Provided By Josh Mettle, Senior Loan Officer at The Physician Group at City Wide Home Loans
For many, purchasing a house is the largest transaction they will ever negotiate, not only from a dollar standpoint but also an emotional one. This crucial decision has a lasting impact on all aspects of your daily life and affects future financial decisions. Many factors and variables can complicate the home buying process, but asking yourself these three questions early in the process can help you approach this milestone in your life with more clarity.
1. Is the Home Affordable?
Other than a divorce or lawsuit, little else can be as financially damaging to a physician’s cash flow than buying a home that is too expensive. Families purchasing their first house should avoid having a mortgage any larger than two times their annual household income. That said, most lenders will likely offer physician mortgage loans that are considerably more than that. In other words, a bank’s pre-approval does not always equal a wise financial decision.
An “affordable” home will usually meet the following criteria:
- Payment should not prevent you or your family from pursuing the other things that you consider important.
- The mortgage should be completely paid off or one should have the ability to pay it completely by the time they reach their desired retirement age.
- Rising interest rates or declining reimbursements should not leave you wondering if you can afford the mortgage payment in the future.
2. How Much Should I Put Down?

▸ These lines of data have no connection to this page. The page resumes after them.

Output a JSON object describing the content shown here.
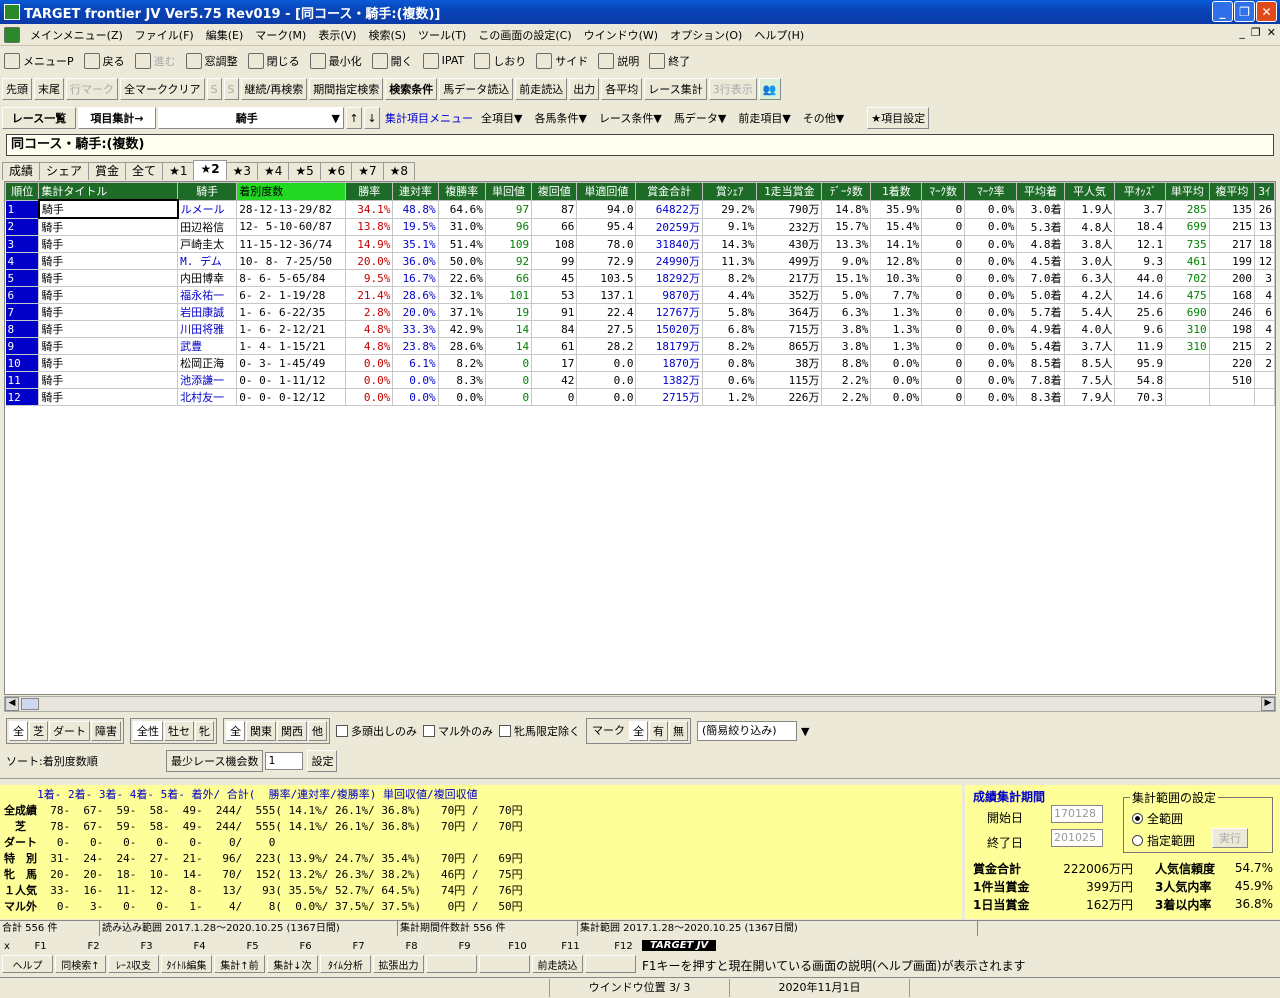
{
  "window": {
    "title": "TARGET frontier JV Ver5.75 Rev019 - [同コース・騎手:(複数)]"
  },
  "menu": [
    "メインメニュー(Z)",
    "ファイル(F)",
    "編集(E)",
    "マーク(M)",
    "表示(V)",
    "検索(S)",
    "ツール(T)",
    "この画面の設定(C)",
    "ウインドウ(W)",
    "オプション(O)",
    "ヘルプ(H)"
  ],
  "toolbar1": [
    {
      "label": "メニューP",
      "icon": "menu-icon"
    },
    {
      "label": "戻る",
      "icon": "up-arrow-icon"
    },
    {
      "label": "進む",
      "icon": "down-arrow-icon",
      "disabled": true
    },
    {
      "label": "窓調整",
      "icon": "window-icon"
    },
    {
      "label": "閉じる",
      "icon": "chart-icon"
    },
    {
      "label": "最小化",
      "icon": "minimize-icon"
    },
    {
      "label": "開く",
      "icon": "open-icon"
    },
    {
      "label": "IPAT",
      "icon": "pat-icon"
    },
    {
      "label": "しおり",
      "icon": "bookmark-icon"
    },
    {
      "label": "サイド",
      "icon": "side-icon"
    },
    {
      "label": "説明",
      "icon": "help-icon"
    },
    {
      "label": "終了",
      "icon": "exit-icon"
    }
  ],
  "toolbar2": [
    {
      "label": "先頭"
    },
    {
      "label": "末尾"
    },
    {
      "label": "行マーク",
      "disabled": true
    },
    {
      "label": "全マーククリア"
    },
    {
      "label": "S",
      "disabled": true
    },
    {
      "label": "S",
      "disabled": true
    },
    {
      "label": "継続/再検索"
    },
    {
      "label": "期間指定検索"
    },
    {
      "label": "検索条件",
      "bold": true
    },
    {
      "label": "馬データ読込"
    },
    {
      "label": "前走読込"
    },
    {
      "label": "出力"
    },
    {
      "label": "各平均"
    },
    {
      "label": "レース集計"
    },
    {
      "label": "3行表示",
      "disabled": true
    }
  ],
  "row3": {
    "race_list": "レース一覧",
    "item_agg": "項目集計→",
    "select_value": "騎手",
    "agg_menu": "集計項目メニュー",
    "menus": [
      "全項目▼",
      "各馬条件▼",
      "レース条件▼",
      "馬データ▼",
      "前走項目▼",
      "その他▼"
    ],
    "item_settings": "★項目設定"
  },
  "header_title": "同コース・騎手:(複数)",
  "tabs": [
    "成績",
    "シェア",
    "賞金",
    "全て",
    "★1",
    "★2",
    "★3",
    "★4",
    "★5",
    "★6",
    "★7",
    "★8"
  ],
  "selected_tab": "★2",
  "columns": [
    "順位",
    "集計タイトル",
    "騎手",
    "着別度数",
    "勝率",
    "連対率",
    "複勝率",
    "単回値",
    "複回値",
    "単適回値",
    "賞金合計",
    "賞ｼｪｱ",
    "1走当賞金",
    "ﾃﾞｰﾀ数",
    "1着数",
    "ﾏｰｸ数",
    "ﾏｰｸ率",
    "平均着",
    "平人気",
    "平ｵｯｽﾞ",
    "単平均",
    "複平均",
    "3ｲ"
  ],
  "rows": [
    [
      "1",
      "騎手",
      "ルメール",
      "28-12-13-29/82",
      "34.1%",
      "48.8%",
      "64.6%",
      "97",
      "87",
      "94.0",
      "64822万",
      "29.2%",
      "790万",
      "14.8%",
      "35.9%",
      "0",
      "0.0%",
      "3.0着",
      "1.9人",
      "3.7",
      "285",
      "135",
      "26"
    ],
    [
      "2",
      "騎手",
      "田辺裕信",
      "12- 5-10-60/87",
      "13.8%",
      "19.5%",
      "31.0%",
      "96",
      "66",
      "95.4",
      "20259万",
      "9.1%",
      "232万",
      "15.7%",
      "15.4%",
      "0",
      "0.0%",
      "5.3着",
      "4.8人",
      "18.4",
      "699",
      "215",
      "13"
    ],
    [
      "3",
      "騎手",
      "戸崎圭太",
      "11-15-12-36/74",
      "14.9%",
      "35.1%",
      "51.4%",
      "109",
      "108",
      "78.0",
      "31840万",
      "14.3%",
      "430万",
      "13.3%",
      "14.1%",
      "0",
      "0.0%",
      "4.8着",
      "3.8人",
      "12.1",
      "735",
      "217",
      "18"
    ],
    [
      "4",
      "騎手",
      "M. デム",
      "10- 8- 7-25/50",
      "20.0%",
      "36.0%",
      "50.0%",
      "92",
      "99",
      "72.9",
      "24990万",
      "11.3%",
      "499万",
      "9.0%",
      "12.8%",
      "0",
      "0.0%",
      "4.5着",
      "3.0人",
      "9.3",
      "461",
      "199",
      "12"
    ],
    [
      "5",
      "騎手",
      "内田博幸",
      "8- 6- 5-65/84",
      "9.5%",
      "16.7%",
      "22.6%",
      "66",
      "45",
      "103.5",
      "18292万",
      "8.2%",
      "217万",
      "15.1%",
      "10.3%",
      "0",
      "0.0%",
      "7.0着",
      "6.3人",
      "44.0",
      "702",
      "200",
      "3"
    ],
    [
      "6",
      "騎手",
      "福永祐一",
      "6- 2- 1-19/28",
      "21.4%",
      "28.6%",
      "32.1%",
      "101",
      "53",
      "137.1",
      "9870万",
      "4.4%",
      "352万",
      "5.0%",
      "7.7%",
      "0",
      "0.0%",
      "5.0着",
      "4.2人",
      "14.6",
      "475",
      "168",
      "4"
    ],
    [
      "7",
      "騎手",
      "岩田康誠",
      "1- 6- 6-22/35",
      "2.8%",
      "20.0%",
      "37.1%",
      "19",
      "91",
      "22.4",
      "12767万",
      "5.8%",
      "364万",
      "6.3%",
      "1.3%",
      "0",
      "0.0%",
      "5.7着",
      "5.4人",
      "25.6",
      "690",
      "246",
      "6"
    ],
    [
      "8",
      "騎手",
      "川田将雅",
      "1- 6- 2-12/21",
      "4.8%",
      "33.3%",
      "42.9%",
      "14",
      "84",
      "27.5",
      "15020万",
      "6.8%",
      "715万",
      "3.8%",
      "1.3%",
      "0",
      "0.0%",
      "4.9着",
      "4.0人",
      "9.6",
      "310",
      "198",
      "4"
    ],
    [
      "9",
      "騎手",
      "武豊",
      "1- 4- 1-15/21",
      "4.8%",
      "23.8%",
      "28.6%",
      "14",
      "61",
      "28.2",
      "18179万",
      "8.2%",
      "865万",
      "3.8%",
      "1.3%",
      "0",
      "0.0%",
      "5.4着",
      "3.7人",
      "11.9",
      "310",
      "215",
      "2"
    ],
    [
      "10",
      "騎手",
      "松岡正海",
      "0- 3- 1-45/49",
      "0.0%",
      "6.1%",
      "8.2%",
      "0",
      "17",
      "0.0",
      "1870万",
      "0.8%",
      "38万",
      "8.8%",
      "0.0%",
      "0",
      "0.0%",
      "8.5着",
      "8.5人",
      "95.9",
      "",
      "220",
      "2"
    ],
    [
      "11",
      "騎手",
      "池添謙一",
      "0- 0- 1-11/12",
      "0.0%",
      "0.0%",
      "8.3%",
      "0",
      "42",
      "0.0",
      "1382万",
      "0.6%",
      "115万",
      "2.2%",
      "0.0%",
      "0",
      "0.0%",
      "7.8着",
      "7.5人",
      "54.8",
      "",
      "510",
      ""
    ],
    [
      "12",
      "騎手",
      "北村友一",
      "0- 0- 0-12/12",
      "0.0%",
      "0.0%",
      "0.0%",
      "0",
      "0",
      "0.0",
      "2715万",
      "1.2%",
      "226万",
      "2.2%",
      "0.0%",
      "0",
      "0.0%",
      "8.3着",
      "7.9人",
      "70.3",
      "",
      "",
      ""
    ]
  ],
  "jockey_blue": [
    true,
    false,
    false,
    true,
    false,
    true,
    true,
    true,
    true,
    false,
    true,
    true
  ],
  "filters": {
    "surface": [
      "全",
      "芝",
      "ダート",
      "障害"
    ],
    "sex": [
      "全性",
      "牡セ",
      "牝"
    ],
    "region": [
      "全",
      "関東",
      "関西",
      "他"
    ],
    "checks": [
      "多頭出しのみ",
      "マル外のみ",
      "牝馬限定除く"
    ],
    "mark_label": "マーク",
    "mark": [
      "全",
      "有",
      "無"
    ],
    "quick": "(簡易絞り込み)"
  },
  "sort": {
    "label": "ソート:着別度数順",
    "min_label": "最少レース機会数",
    "min_value": "1",
    "set": "設定"
  },
  "stats_header": "     1着- 2着- 3着- 4着- 5着- 着外/ 合計(  勝率/連対率/複勝率) 単回収値/複回収値",
  "stats_rows": [
    {
      "label": "全成績",
      "data": "  78-  67-  59-  58-  49-  244/  555( 14.1%/ 26.1%/ 36.8%)   70円 /   70円"
    },
    {
      "label": "　芝　",
      "data": "  78-  67-  59-  58-  49-  244/  555( 14.1%/ 26.1%/ 36.8%)   70円 /   70円"
    },
    {
      "label": "ダート",
      "data": "   0-   0-   0-   0-   0-    0/    0"
    },
    {
      "label": "特　別",
      "data": "  31-  24-  24-  27-  21-   96/  223( 13.9%/ 24.7%/ 35.4%)   70円 /   69円"
    },
    {
      "label": "牝　馬",
      "data": "  20-  20-  18-  10-  14-   70/  152( 13.2%/ 26.3%/ 38.2%)   46円 /   75円"
    },
    {
      "label": "１人気",
      "data": "  33-  16-  11-  12-   8-   13/   93( 35.5%/ 52.7%/ 64.5%)   74円 /   76円"
    },
    {
      "label": "マル外",
      "data": "   0-   3-   0-   0-   1-    4/    8(  0.0%/ 37.5%/ 37.5%)    0円 /   50円"
    }
  ],
  "period": {
    "title": "成績集計期間",
    "start_label": "開始日",
    "start": "170128",
    "end_label": "終了日",
    "end": "201025",
    "range_title": "集計範囲の設定",
    "all": "全範囲",
    "custom": "指定範囲",
    "run": "実行",
    "totals": [
      {
        "k": "賞金合計",
        "v": "222006万円",
        "k2": "人気信頼度",
        "v2": "54.7%"
      },
      {
        "k": "1件当賞金",
        "v": "399万円",
        "k2": "3人気内率",
        "v2": "45.9%"
      },
      {
        "k": "1日当賞金",
        "v": "162万円",
        "k2": "3着以内率",
        "v2": "36.8%"
      }
    ]
  },
  "statusline": [
    "合計 556 件",
    "読み込み範囲 2017.1.28〜2020.10.25 (1367日間)",
    "集計期間件数計 556 件",
    "集計範囲 2017.1.28〜2020.10.25 (1367日間)"
  ],
  "fkeys": [
    "F1",
    "F2",
    "F3",
    "F4",
    "F5",
    "F6",
    "F7",
    "F8",
    "F9",
    "F10",
    "F11",
    "F12"
  ],
  "fbuttons": [
    "ヘルプ",
    "同検索↑",
    "ﾚｰｽ収支",
    "ﾀｲﾄﾙ編集",
    "集計↑前",
    "集計↓次",
    "ﾀｲﾑ分析",
    "拡張出力",
    "",
    "",
    "前走読込",
    ""
  ],
  "target_logo": "TARGET JV",
  "help_text": "F1キーを押すと現在開いている画面の説明(ヘルプ画面)が表示されます",
  "bottom": {
    "window_pos": "ウインドウ位置 3/ 3",
    "date": "2020年11月1日"
  }
}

Where you go to obtain your mortgage can determine the products available to you and the closing costs you will incur. Traditional banks and mortgage brokers are the two primary lending vendors. The mortgage market is dynamic, so it’s worth looking into both options to determine which alternative will provide the best solution for your situation.
Truthfully, if your mortgage meets all the “affordability” criteria defined above, the actual amount of the down payment matters very little. The only caveat is that you might receive a lower interest rate by putting more money down. However, every situation is unique and several variables need to be considered such as cash flow, emergency reserves, asset protection issues, psychological attitudes towards debt and risk.
3. How Should I Structure My Mortgage?
Properly coordinating your mortgage with current industry trends can put you in a position to have it paid off by your desired financial independence age, if not sooner. Maximizing tax deductions is a crucial element of structuring physician mortgage loans. The mortgage deduction is one of the largest federal tax deductions that most doctors are eligible to receive, which is available for up to $1 million of combined mortgages on your home and one other personally-owned residence. An additional deduction is available for interest paid on up to $100,000 of home equity loans for the same properties.
Families should consider the following course of action when determining their mortgage structure:
- Acquire a 30-year amortized loan with a fixed interest rate that lasts for either seven to 10 years, or the length of time you plan to remain in your home – whichever is greater.
- Structure your payments to remain small so that your cash flow is not all tied up by the mortgage, as long as you are saving enough extra to pay the home off by your desired financial independence age.
- Investigate financing options with mortgage bankers and brokers to determine the best loan pricing available.
Many mortgage professionals recommend a seven to 10-year Adjustable Rate Mortgage (ARM). Statistics show that few people ever keep a mortgage for longer than five to eight years because they either move or refinance. Physicians can often save a lot of unnecessary interest payments over time by using a longer-term ARM with a substantially lower interest rate than a traditional, 30-year fixed loan would offer.
Every situation is unique, especially since states have different laws in regards to home equity and the degree to which it is protected from lawsuits. These are highly complex transactions, which is why it is beneficial to have a financial advisor with knowledge of your family’s individual circumstances managing this process. Coordinating the expertise of your advisor with a good mortgage professional can help make the process of moving into your dream home a reality.
Advisory Services offered through Larson Financial Group, LLC, a Registered Investment Advisor. Securities offered through Larson Financial Securities, LLC, Member FINRA/SIPC.
Larson Financial Group, LLC, Larson Financial Securities, LLC and their representatives do not provide legal or tax advice or services. Please consult the appropriate professional regarding your legal or tax planning needs.